A Tale of Two Cities: Jewish-Christian Dialogue in Budapest and Kecskemét

"Towards Reconciliation in a Broken World. Jewish and Christian Contributions to Responsible Citzizenship". Report on the ICCJ Conference in Budapest, Hungary, June 2018.

01.08.2018 - The soil in which dialogue may grow can be cultivated in a number of ways. During our 2018 conference, we have learned the Hungarian way, and we have offered some of our own seeds of knowledge to our Hungarian partners in dialogue.

The hospitality bestowed upon us in Budapest and in Kecskemét has really been extraordinary, thus I begin this first report on the 2018 ICCJ conference by extending gratitude to all those who made us feel at home in Budapest and Kecskemét.

Many of us undoubtedly arrived in Hungary without knowing quite what to expect. Hungary is home to a large Jewish population by European standards, there are numerous churches of various affiliations, and there is a tiny Muslim population. The current political situation in Hungary is worrisome for anyone who is engaged in interreligious dialogue - that has to be said. It is evident to me today, that the way minorities within Hungary deal with and have dealt with issues concerning their place in Hungarian society has been that of trying to blend in. Assimilating to a large extent, while trying to offer something to society that will benefit the majority.
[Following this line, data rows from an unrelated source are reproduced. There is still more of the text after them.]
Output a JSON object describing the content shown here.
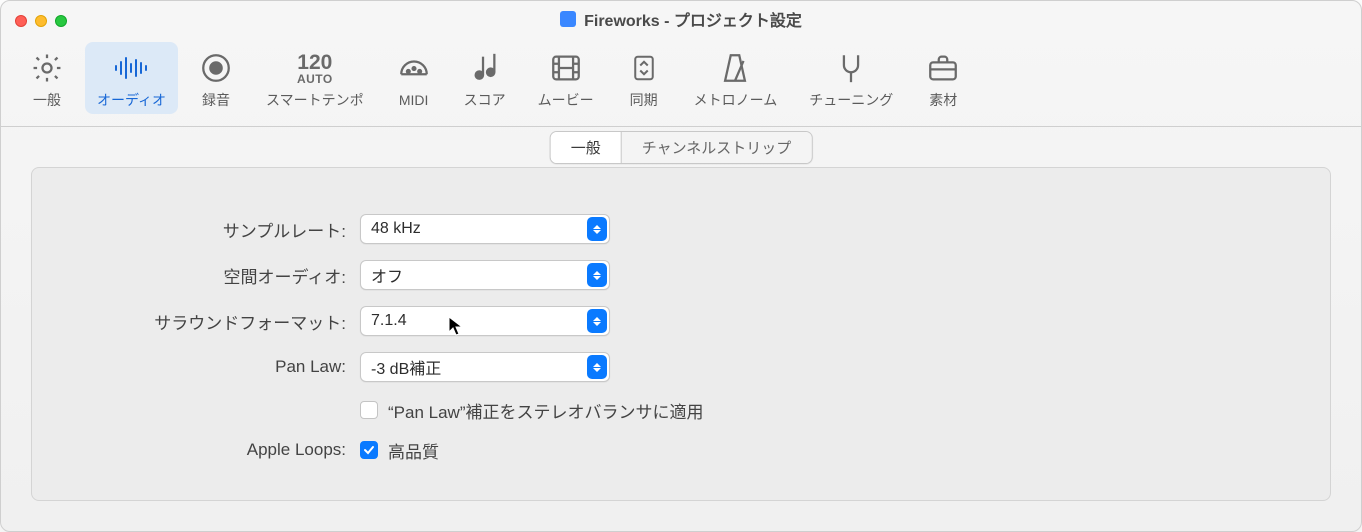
{
  "window": {
    "title": "Fireworks - プロジェクト設定"
  },
  "toolbar": {
    "items": [
      {
        "id": "general",
        "label": "一般"
      },
      {
        "id": "audio",
        "label": "オーディオ"
      },
      {
        "id": "record",
        "label": "録音"
      },
      {
        "id": "smarttempo",
        "label": "スマートテンポ",
        "tempo_value": "120",
        "tempo_mode": "AUTO"
      },
      {
        "id": "midi",
        "label": "MIDI"
      },
      {
        "id": "score",
        "label": "スコア"
      },
      {
        "id": "movie",
        "label": "ムービー"
      },
      {
        "id": "sync",
        "label": "同期"
      },
      {
        "id": "metronome",
        "label": "メトロノーム"
      },
      {
        "id": "tuning",
        "label": "チューニング"
      },
      {
        "id": "assets",
        "label": "素材"
      }
    ],
    "selected_id": "audio"
  },
  "segmented": {
    "options": [
      {
        "label": "一般",
        "active": true
      },
      {
        "label": "チャンネルストリップ",
        "active": false
      }
    ]
  },
  "form": {
    "sample_rate": {
      "label": "サンプルレート:",
      "value": "48 kHz"
    },
    "spatial_audio": {
      "label": "空間オーディオ:",
      "value": "オフ"
    },
    "surround_format": {
      "label": "サラウンドフォーマット:",
      "value": "7.1.4"
    },
    "pan_law": {
      "label": "Pan Law:",
      "value": "-3 dB補正"
    },
    "pan_law_checkbox": {
      "label": "",
      "text": "“Pan Law”補正をステレオバランサに適用",
      "checked": false
    },
    "apple_loops": {
      "label": "Apple Loops:",
      "text": "高品質",
      "checked": true
    }
  },
  "colors": {
    "accent": "#0a7aff",
    "toolbar_selected_bg": "#dce9f7",
    "toolbar_selected_fg": "#1767d6"
  }
}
This is not unique in any way, it happens in many places. That being said, the process of blending in not only has an effect on how you portray yourself in society; it also effects how you are viewed by others.

We began our conference on Sunday June 24th with a thought-provoking opening session with two esteemed keynote speakers: Cardinal Dr Péter Erdö and Prof. Dr Judith Frishman.

Both speakers referenced the Book of Genesis when speaking about harmony and incongruity, and professor Judith Frishman connected scripture to a modern-day issue when drawing parallels between the corruption of humankind at the time of the biblical flood to the deeply disturbing corruption and violence that was brought to light by the “Me Too”-movement. When people fear interaction with God and the Other, they become isolated from their humanity. And humanity is a precondition for dialogue. Professor Frishman posed the following two questions: What is our nature as human beings, and what kind of human beings do we want to be? She went on to stating that Judaism introduced the notion that humankind must create itself and renew itself. Humankind has a choice, and it is up to us as individuals and communities to participate in the renewal of our world. Dialogue means treating the future as potential improvement, without losing knowledge of what has been. Remembering; professor Frishman continued - is important but not enough. Being in union, such as the partnership between Jews and Christians of today, demands of us to be active in pursuing the good.

Tragedy must not be met with resignation, professor Frishman continued. Considering evil as the normal course of the world can set one on a troubled and cruel path. Unity, a togetherness without giving up our particularities, is our calling and our responsibility.

Bishop János Székely, the Catholic president of the Hungarian Council of Christians and Jews, one of the two Hungarian member organizations of the ICCJ, summarized the essence of the opening event in the following way: God wants us human beings to create unity, and God also understands how difficult unity is to achieve.

On Wednesday we wrapped up our conference in the opera house in Kecskemét, a truly stunning location to which we were kindly invited and greeted by the mayor of the city, Klaudia Szemereyné Pataki.

During the final plenary session, dialogue veteran Judy Banki stated that she has always been skeptical towards reconciliation that requires abandonment of particularities. When engaging in dialogue, within our own community or with people of other faiths or none, we mustn't abuse dialogue by imposing our own convictions onto our partners in dialogue. As long as we do our best to utilize a common language - or at least offer the Other our cheat-sheet - we must rest assured that we are needed in dialogue and in the continuous (re)creation of unity and humanity by being the way we are. During our Sunday opening session, professor Frishman stated that remembering is not enough. Judy Banki concluded her address in Kecskemét during the closing session by stating that worrying is not enough. Engaging in dialogue is letting the Other know that we care. Rev Dr Volker Haarmann went on to quoting Abraham Joshua Heschel: Actions teach. The dividing line, Dr Haarmann continued, is no longer between individual religions and communities, but rather between those who seek peace and those who don't.

In my opinion, the Kecskemét sessions were a milestone event for the following reason: well over 60 locals with little or no previous experience of the ICCJ joined us in our debriefings. We all met our Other during the workshops. Some of us met an Other that we are familiar with, while others embarked on the creation of a new partnership. The hospitality, generosity and curiosity of our Hungarian hosts and guests sent a powerful message about how committed the Hungarian Jews, Christians, and Muslims are to dialogue, and how proud they are of their communities. While political challenges and occasional cultural obstacles remain, we have drafted our language of dialogue, and we have offered our cheat-sheets to our neighbor. This is the soil in which we will continue to foster dialogue in Hungary and beyond.

Keynotes, papers, lectures, and pictures of the ICCJ 2018 conference in Hungary can be found here.

Editorial remarks

Nike Snijders is ICCJ's Communications Officer.
Source: ICCJ.